Some theorists want to design cities to reduce loneliness and isolation. Others want to accommodate them.

1 minute read

January 23, 2024, 9:00 AM PST

By Diana Ionescu @aworkoffiction

Man sitting on wooden bench under tall streetlight at night.

phpetrunina14 / Adobe Stock

Despite renewed attention due in part to the Surgeon General’s announcement that the nation faces a ‘loneliness epidemic,’ Alan Ehrenhalt, in a piece for Governing, notes that loneliness has been a perennial concern in American society since at least the early 20th century.

However, “Important societal changes pointing toward isolation have gathered steam in the past few decades.”

What does this have to do with urban planning? For some theorists, urban design and how we treat public space can have a significant impact on social interaction. For example, “Over the years, our parks have accumulated quite a few anti-social pieces of infrastructure: They have built unnecessary fences, placed spikes on sittable ledges and taken out benches instead of making them more inviting. Reversing those sorts of decisions would be a decent start.” Public and quasi-public ‘third spaces’ also foster social connections and offer places for people to rest and meet for free.

Others, like architecture critic Tom Brennecke, believe that cities should accommodate loneliness rather than change it. According to Brennecke, “many lonely people seem to seek social withdrawal and may, paradoxically, also benefit from being by themselves. … Public spaces should be designed to invite people to feel welcome coming alone.”

Monday, January 22, 2024 in Governing

Aerial view of homes on beach in Maui, Hawaii

Hawaii Passes First Legislation Regulating Short-Term Rentals Statewide

The new law will give counties the power to limit number or short-term rentals and convert existing short-term rental units back into long-term residential housing.

May 13, 2024 - USA Today

Google office building in Virginia.

Virginia Data Centers Draining State’s Water Supply

Being the world’s largest data center hub is having a severe impact on local water resources.

May 9, 2024 - Grist

Entrance to a drive-through car wash at night with green 'Enter' sign.

Ohio Towns Move to Ban New Car Washes

City officials in northeast Ohio are putting limits on how many car wash facilities can open in their towns.

May 16, 2024 - News 5 Cleveland

Grand Coulee Dam in Washington state.

Northwest Power Demand Could Surge as Data Centers, Transportation Electrification Ramps Up

New estimates project a steady increase in electricity demand due to population growth, data centers, and the shift to electric power in homes, buildings, and transportation.

May 17 - Governing

Blurred traffic speeding by on freeway with Los Angeles skyline in background.
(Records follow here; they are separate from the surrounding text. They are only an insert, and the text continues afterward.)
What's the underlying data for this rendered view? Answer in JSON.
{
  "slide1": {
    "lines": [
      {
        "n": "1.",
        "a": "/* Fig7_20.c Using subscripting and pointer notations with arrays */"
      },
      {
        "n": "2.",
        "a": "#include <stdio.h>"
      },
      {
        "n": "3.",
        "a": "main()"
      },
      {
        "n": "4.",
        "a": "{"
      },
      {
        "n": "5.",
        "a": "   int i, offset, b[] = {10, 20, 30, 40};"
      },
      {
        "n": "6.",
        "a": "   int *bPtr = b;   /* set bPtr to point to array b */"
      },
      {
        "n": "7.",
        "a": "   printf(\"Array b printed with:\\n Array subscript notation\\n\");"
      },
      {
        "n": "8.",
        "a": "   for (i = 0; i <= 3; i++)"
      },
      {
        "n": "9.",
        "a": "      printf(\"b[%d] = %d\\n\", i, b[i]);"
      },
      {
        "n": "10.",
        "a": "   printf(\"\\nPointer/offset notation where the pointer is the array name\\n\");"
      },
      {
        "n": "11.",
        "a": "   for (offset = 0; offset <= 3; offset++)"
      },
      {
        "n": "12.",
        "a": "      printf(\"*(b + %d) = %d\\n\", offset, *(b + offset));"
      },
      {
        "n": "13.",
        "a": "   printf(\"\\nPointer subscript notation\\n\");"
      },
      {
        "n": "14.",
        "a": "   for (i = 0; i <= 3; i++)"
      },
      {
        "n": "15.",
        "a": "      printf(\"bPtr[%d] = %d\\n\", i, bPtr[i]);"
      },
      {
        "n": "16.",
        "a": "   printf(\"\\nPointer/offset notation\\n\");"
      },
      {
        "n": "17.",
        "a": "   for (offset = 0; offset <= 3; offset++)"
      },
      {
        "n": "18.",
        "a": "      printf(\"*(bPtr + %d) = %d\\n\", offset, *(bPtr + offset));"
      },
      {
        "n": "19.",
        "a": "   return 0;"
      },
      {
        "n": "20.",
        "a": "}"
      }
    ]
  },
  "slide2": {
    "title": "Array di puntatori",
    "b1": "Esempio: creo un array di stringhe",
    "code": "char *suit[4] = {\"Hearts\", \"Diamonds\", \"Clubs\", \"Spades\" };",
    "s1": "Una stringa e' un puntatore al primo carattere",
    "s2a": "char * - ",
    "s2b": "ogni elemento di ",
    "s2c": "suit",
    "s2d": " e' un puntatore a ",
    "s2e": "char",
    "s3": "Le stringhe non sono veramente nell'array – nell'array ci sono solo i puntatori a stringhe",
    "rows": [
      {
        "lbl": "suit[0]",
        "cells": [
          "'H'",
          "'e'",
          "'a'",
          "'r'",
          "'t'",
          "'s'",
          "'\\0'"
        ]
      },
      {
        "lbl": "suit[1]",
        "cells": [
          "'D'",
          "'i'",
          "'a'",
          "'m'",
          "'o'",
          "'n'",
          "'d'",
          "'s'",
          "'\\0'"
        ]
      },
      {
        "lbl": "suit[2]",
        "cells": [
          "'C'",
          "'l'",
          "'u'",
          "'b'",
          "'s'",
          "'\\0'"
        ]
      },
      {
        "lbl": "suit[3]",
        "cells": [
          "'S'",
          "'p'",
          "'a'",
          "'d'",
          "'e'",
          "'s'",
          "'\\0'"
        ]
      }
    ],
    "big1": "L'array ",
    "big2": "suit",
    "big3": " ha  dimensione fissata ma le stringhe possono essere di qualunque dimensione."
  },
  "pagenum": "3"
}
California Testing Per-Mile Gas Tax Alternatives

A summer pilot program will test the fairness and efficacy of collection mechanisms for mileage-based fee options.

May 17 - Newsweek

Close-up of 'Pay rent' note in red marker on day 1 of monthly calendar.

After Months of Decreases, Rents Nationwide Are Going Up

Average rents rose by $12 around the country so far this year.

May 17 - Smart Cities Dive

News from HUD User

HUD's Office of Policy Development and Research

Call for Speakers

Mpact Transit + Community

New Updates on PD&R Edge

HUD's Office of Policy Development and Research

Urban Design for Planners 1: Software Tools

This six-course series explores essential urban design concepts using open source software and equips planners with the tools they need to participate fully in the urban design process.

Planning for Universal Design

Learn the tools for implementing Universal Design in planning regulations.